* _YOUR GOAL_
Which of the lines below hold the word "Video"? Pull each of them out.
"""
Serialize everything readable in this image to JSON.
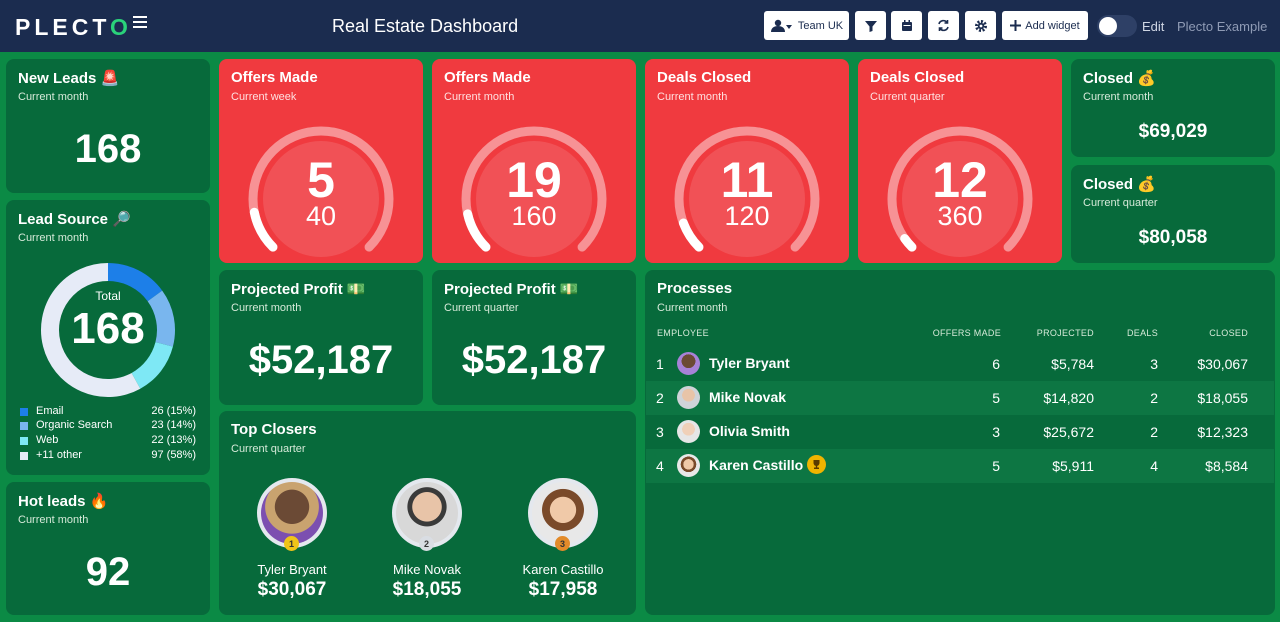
{
  "header": {
    "logo_text": "PLECTO",
    "title": "Real Estate Dashboard",
    "team_label": "Team UK",
    "add_widget_label": "Add widget",
    "edit_label": "Edit",
    "account_label": "Plecto Example",
    "edit_enabled": false
  },
  "new_leads": {
    "title": "New Leads 🚨",
    "subtitle": "Current month",
    "value": "168"
  },
  "lead_source": {
    "title": "Lead Source 🔎",
    "subtitle": "Current month",
    "total_label": "Total",
    "total_value": "168",
    "segments": [
      {
        "name": "Email",
        "value": "26 (15%)",
        "fraction": 0.15,
        "color": "#1d7fe8"
      },
      {
        "name": "Organic Search",
        "value": "23 (14%)",
        "fraction": 0.14,
        "color": "#79b6ee"
      },
      {
        "name": "Web",
        "value": "22 (13%)",
        "fraction": 0.13,
        "color": "#7ee8f5"
      },
      {
        "name": "+11 other",
        "value": "97 (58%)",
        "fraction": 0.58,
        "color": "#e6ebf7"
      }
    ]
  },
  "hot_leads": {
    "title": "Hot leads 🔥",
    "subtitle": "Current month",
    "value": "92"
  },
  "gauges": [
    {
      "title": "Offers Made",
      "subtitle": "Current week",
      "value": "5",
      "target": "40",
      "fraction": 0.125
    },
    {
      "title": "Offers Made",
      "subtitle": "Current month",
      "value": "19",
      "target": "160",
      "fraction": 0.12
    },
    {
      "title": "Deals Closed",
      "subtitle": "Current month",
      "value": "11",
      "target": "120",
      "fraction": 0.09
    },
    {
      "title": "Deals Closed",
      "subtitle": "Current quarter",
      "value": "12",
      "target": "360",
      "fraction": 0.035
    }
  ],
  "closed": [
    {
      "title": "Closed 💰",
      "subtitle": "Current month",
      "value": "$69,029"
    },
    {
      "title": "Closed 💰",
      "subtitle": "Current quarter",
      "value": "$80,058"
    }
  ],
  "projected_profit": [
    {
      "title": "Projected Profit 💵",
      "subtitle": "Current month",
      "value": "$52,187"
    },
    {
      "title": "Projected Profit 💵",
      "subtitle": "Current quarter",
      "value": "$52,187"
    }
  ],
  "top_closers": {
    "title": "Top Closers",
    "subtitle": "Current quarter",
    "people": [
      {
        "rank": "1",
        "name": "Tyler Bryant",
        "amount": "$30,067",
        "ring_color": "#f0c419"
      },
      {
        "rank": "2",
        "name": "Mike Novak",
        "amount": "$18,055",
        "ring_color": "#d9dde3"
      },
      {
        "rank": "3",
        "name": "Karen Castillo",
        "amount": "$17,958",
        "ring_color": "#e38b2a"
      }
    ]
  },
  "processes": {
    "title": "Processes",
    "subtitle": "Current month",
    "columns": [
      "EMPLOYEE",
      "OFFERS MADE",
      "PROJECTED",
      "DEALS",
      "CLOSED"
    ],
    "rows": [
      {
        "rank": "1",
        "name": "Tyler Bryant",
        "offers": "6",
        "projected": "$5,784",
        "deals": "3",
        "closed": "$30,067"
      },
      {
        "rank": "2",
        "name": "Mike Novak",
        "offers": "5",
        "projected": "$14,820",
        "deals": "2",
        "closed": "$18,055"
      },
      {
        "rank": "3",
        "name": "Olivia Smith",
        "offers": "3",
        "projected": "$25,672",
        "deals": "2",
        "closed": "$12,323"
      },
      {
        "rank": "4",
        "name": "Karen Castillo",
        "offers": "5",
        "projected": "$5,911",
        "deals": "4",
        "closed": "$8,584"
      }
    ]
  },
  "colors": {
    "background": "#0b8a45",
    "header": "#1b2c4f",
    "card": "#076a3b",
    "alert_card": "#f03a3f"
  }
}
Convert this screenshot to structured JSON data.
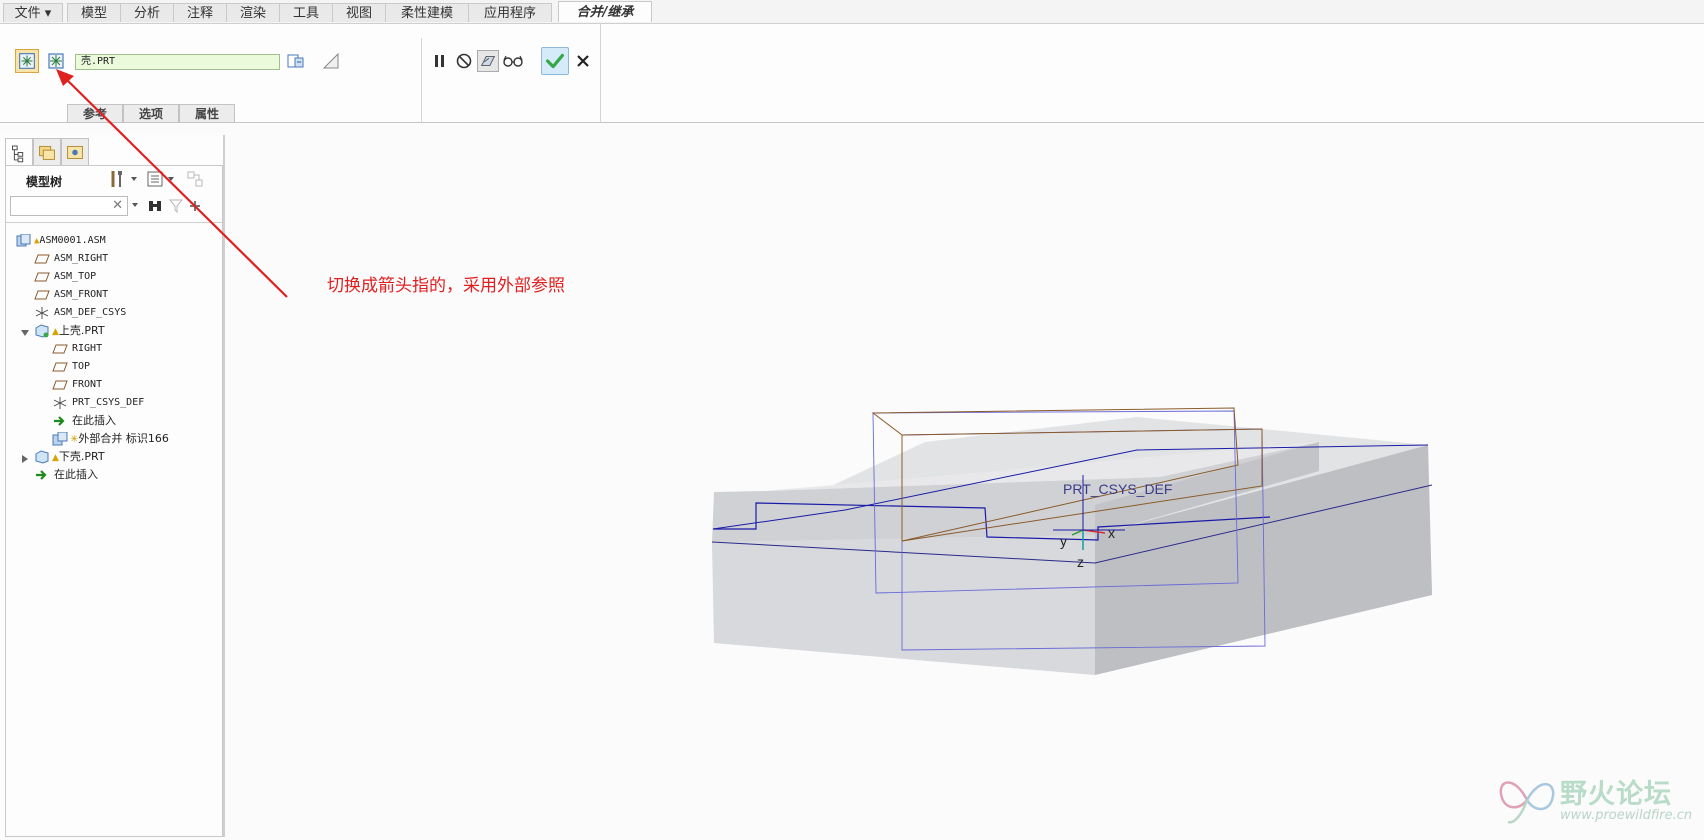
{
  "menu": {
    "tabs": [
      "文件 ▾",
      "模型",
      "分析",
      "注释",
      "渲染",
      "工具",
      "视图",
      "柔性建模",
      "应用程序",
      "合并/继承"
    ],
    "active_tab": "合并/继承"
  },
  "ribbon": {
    "reference_value": "壳.PRT",
    "subtabs": [
      "参考",
      "选项",
      "属性"
    ]
  },
  "model_tree": {
    "title": "模型树",
    "search_placeholder": "",
    "items": [
      {
        "label": "ASM0001.ASM",
        "icon": "assembly-icon"
      },
      {
        "label": "ASM_RIGHT",
        "icon": "datum-plane-icon"
      },
      {
        "label": "ASM_TOP",
        "icon": "datum-plane-icon"
      },
      {
        "label": "ASM_FRONT",
        "icon": "datum-plane-icon"
      },
      {
        "label": "ASM_DEF_CSYS",
        "icon": "csys-icon"
      },
      {
        "label": "上壳.PRT",
        "icon": "part-icon"
      },
      {
        "label": "RIGHT",
        "icon": "datum-plane-icon"
      },
      {
        "label": "TOP",
        "icon": "datum-plane-icon"
      },
      {
        "label": "FRONT",
        "icon": "datum-plane-icon"
      },
      {
        "label": "PRT_CSYS_DEF",
        "icon": "csys-icon"
      },
      {
        "label": "在此插入",
        "icon": "insert-here-arrow-icon"
      },
      {
        "label": "外部合并  标识166",
        "icon": "external-merge-icon"
      },
      {
        "label": "下壳.PRT",
        "icon": "part-icon"
      },
      {
        "label": "在此插入",
        "icon": "insert-here-arrow-icon"
      }
    ]
  },
  "viewport": {
    "csys_label": "PRT_CSYS_DEF",
    "axis_x": "x",
    "axis_y": "y",
    "axis_z": "z"
  },
  "annotation": {
    "text": "切换成箭头指的，采用外部参照",
    "color": "#e02020"
  },
  "watermark": {
    "name": "野火论坛",
    "url": "www.proewildfire.cn"
  },
  "colors": {
    "accept": "#3aa64a",
    "datum_plane_brown": "#8a5a2b",
    "datum_plane_blue": "#6a6ad8",
    "edge_blue": "#1a1aa8"
  }
}
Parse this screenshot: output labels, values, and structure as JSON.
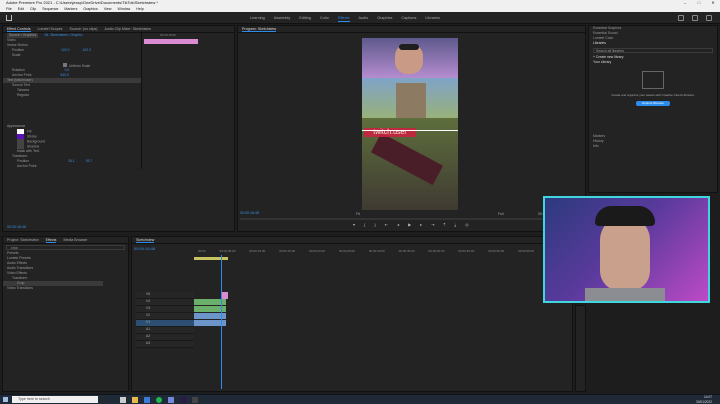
{
  "window": {
    "title": "Adobe Premiere Pro 2021 - C:\\Users\\jessp\\OneDrive\\Documents\\TikTok\\Sketchstew *",
    "controls": [
      "–",
      "□",
      "✕"
    ]
  },
  "menu": [
    "File",
    "Edit",
    "Clip",
    "Sequence",
    "Markers",
    "Graphics",
    "View",
    "Window",
    "Help"
  ],
  "workspaces": [
    "Learning",
    "Assembly",
    "Editing",
    "Color",
    "Effects",
    "Audio",
    "Graphics",
    "Captions",
    "Libraries"
  ],
  "active_workspace": "Effects",
  "effect_controls": {
    "tabs": [
      "Effect Controls",
      "Lumetri Scopes",
      "Source: (no clips)",
      "Audio Clip Mixer: Sketchstew"
    ],
    "source_label": "Source • Graphics",
    "seq_label": "Sk. Sketchstew • Graphic",
    "section_video": "Video",
    "props": [
      "Vector Motion",
      "Position",
      "Scale",
      "",
      "Uniform Scale",
      "Rotation",
      "Anchor Point"
    ],
    "vals": [
      "100.0",
      "100.0",
      "",
      "",
      "0.0",
      "540.0"
    ],
    "text_layer": "Text (twitch/user)",
    "source_text": "Source Text",
    "font": "Tahoma",
    "font_style": "Regular",
    "appearance": "Appearance",
    "fill": "Fill",
    "stroke": "Stroke",
    "background": "Background",
    "shadow": "Shadow",
    "mask": "Mask with Text",
    "transform": "Transform",
    "position": "Position",
    "pos_x": "26.1",
    "pos_y": "93.7",
    "anchor": "Anchor Point",
    "timecode": "00:00:16:48",
    "time_mini": "00:00:15:00"
  },
  "program": {
    "label": "Program: Sketchstew",
    "overlay_text": "twitch.user",
    "timecode": "00:00:16:48",
    "fit": "Fit",
    "full": "Full",
    "duration": "00:00:35:19"
  },
  "libraries": {
    "items": [
      "Essential Graphics",
      "Essential Sound",
      "Lumetri Color",
      "Libraries"
    ],
    "search_placeholder": "Search all libraries",
    "create": "+ Create new library",
    "your_library": "Your Library",
    "empty_msg": "Create and organize your assets with Creative Cloud Libraries.",
    "explore": "Explore libraries",
    "bottom": [
      "Markers",
      "History",
      "Info"
    ]
  },
  "project": {
    "tabs": [
      "Project: Sketchstew",
      "Effects",
      "Media Browser"
    ],
    "search": "crop",
    "tree": [
      "Presets",
      "Lumetri Presets",
      "Audio Effects",
      "Audio Transitions",
      "Video Effects",
      "Transform",
      "Crop",
      "Video Transitions"
    ]
  },
  "timeline": {
    "title": "Sketchstew",
    "timecode": "00:00:16:48",
    "ruler": [
      "00:00",
      "00:00:05:00",
      "00:00:10:00",
      "00:00:15:00",
      "00:00:20:00",
      "00:00:25:00",
      "00:00:30:00",
      "00:00:35:00",
      "00:00:40:00",
      "00:00:45:00",
      "00:00:50:00",
      "00:00:55:00",
      "00:01:00:00"
    ],
    "tracks": [
      "V5",
      "V4",
      "V3",
      "V2",
      "V1",
      "A1",
      "A2",
      "A3"
    ]
  },
  "taskbar": {
    "search": "Type here to search",
    "time": "14:07",
    "date": "30/01/2022"
  }
}
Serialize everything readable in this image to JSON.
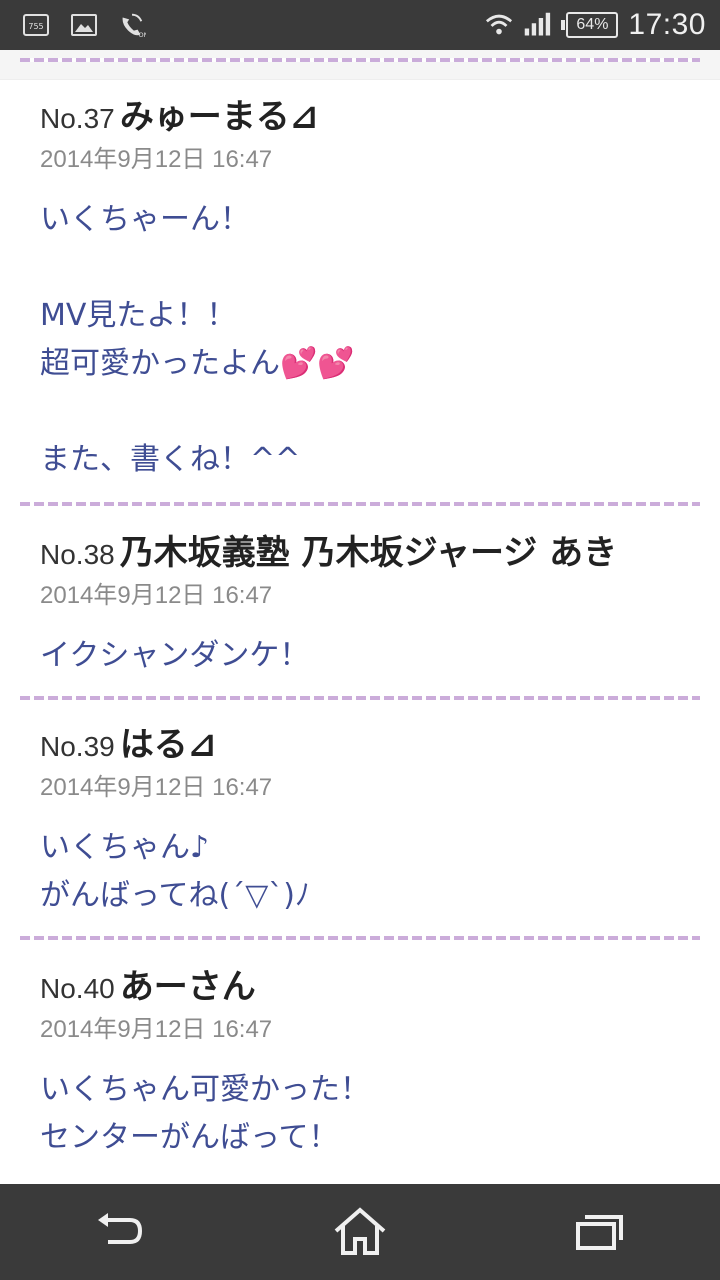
{
  "status_bar": {
    "time": "17:30",
    "battery": "64%",
    "icons": [
      "app-notification-icon",
      "image-icon",
      "call-icon",
      "wifi-icon",
      "signal-icon",
      "battery-icon"
    ]
  },
  "posts": [
    {
      "no": "No.37",
      "author": "みゅーまる⊿",
      "date": "2014年9月12日 16:47",
      "lines": [
        "いくちゃーん！",
        "",
        "MV見たよ！！",
        "超可愛かったよん💕💕",
        "",
        "また、書くね！^^"
      ]
    },
    {
      "no": "No.38",
      "author": "乃木坂義塾 乃木坂ジャージ あき",
      "date": "2014年9月12日 16:47",
      "lines": [
        "イクシャンダンケ！"
      ]
    },
    {
      "no": "No.39",
      "author": "はる⊿",
      "date": "2014年9月12日 16:47",
      "lines": [
        "いくちゃん♪",
        "がんばってね(´▽`)ﾉ"
      ]
    },
    {
      "no": "No.40",
      "author": "あーさん",
      "date": "2014年9月12日 16:47",
      "lines": [
        "いくちゃん可愛かった！",
        "センターがんばって！"
      ]
    }
  ],
  "nav": {
    "icons": [
      "back-icon",
      "home-icon",
      "recent-apps-icon"
    ]
  },
  "colors": {
    "status_bar_bg": "#3a3a3a",
    "body_text": "#3f4d93",
    "divider": "#c8a8d8"
  }
}
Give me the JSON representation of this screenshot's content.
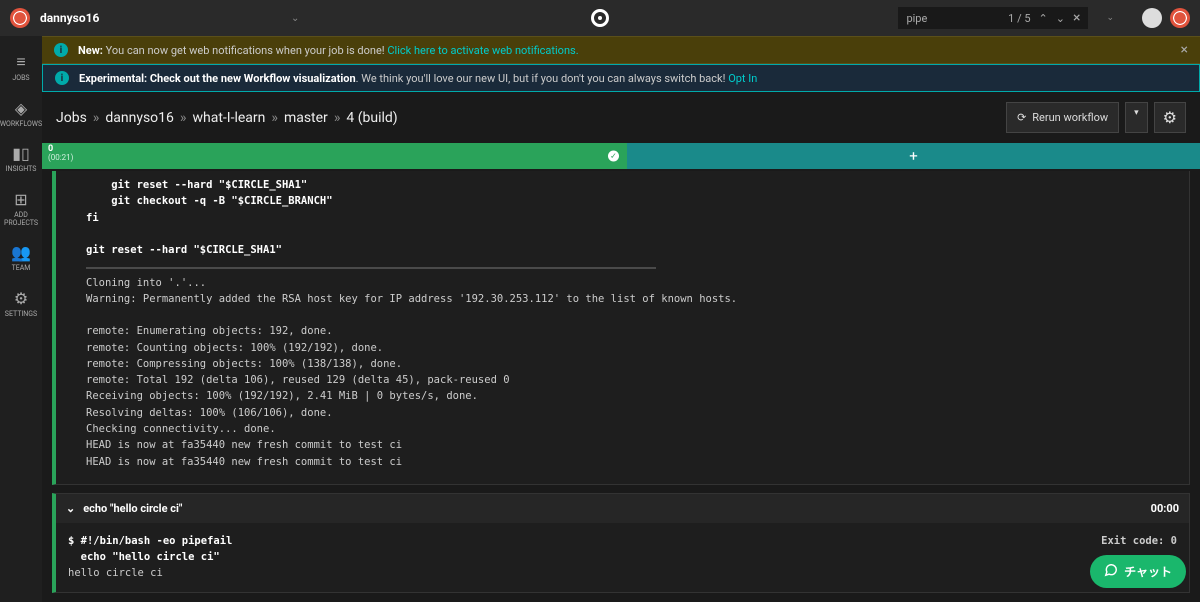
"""
* _ANSWER SPACE_
    "section_video": "Video",
      "Video Effects",
      "Video Transitions"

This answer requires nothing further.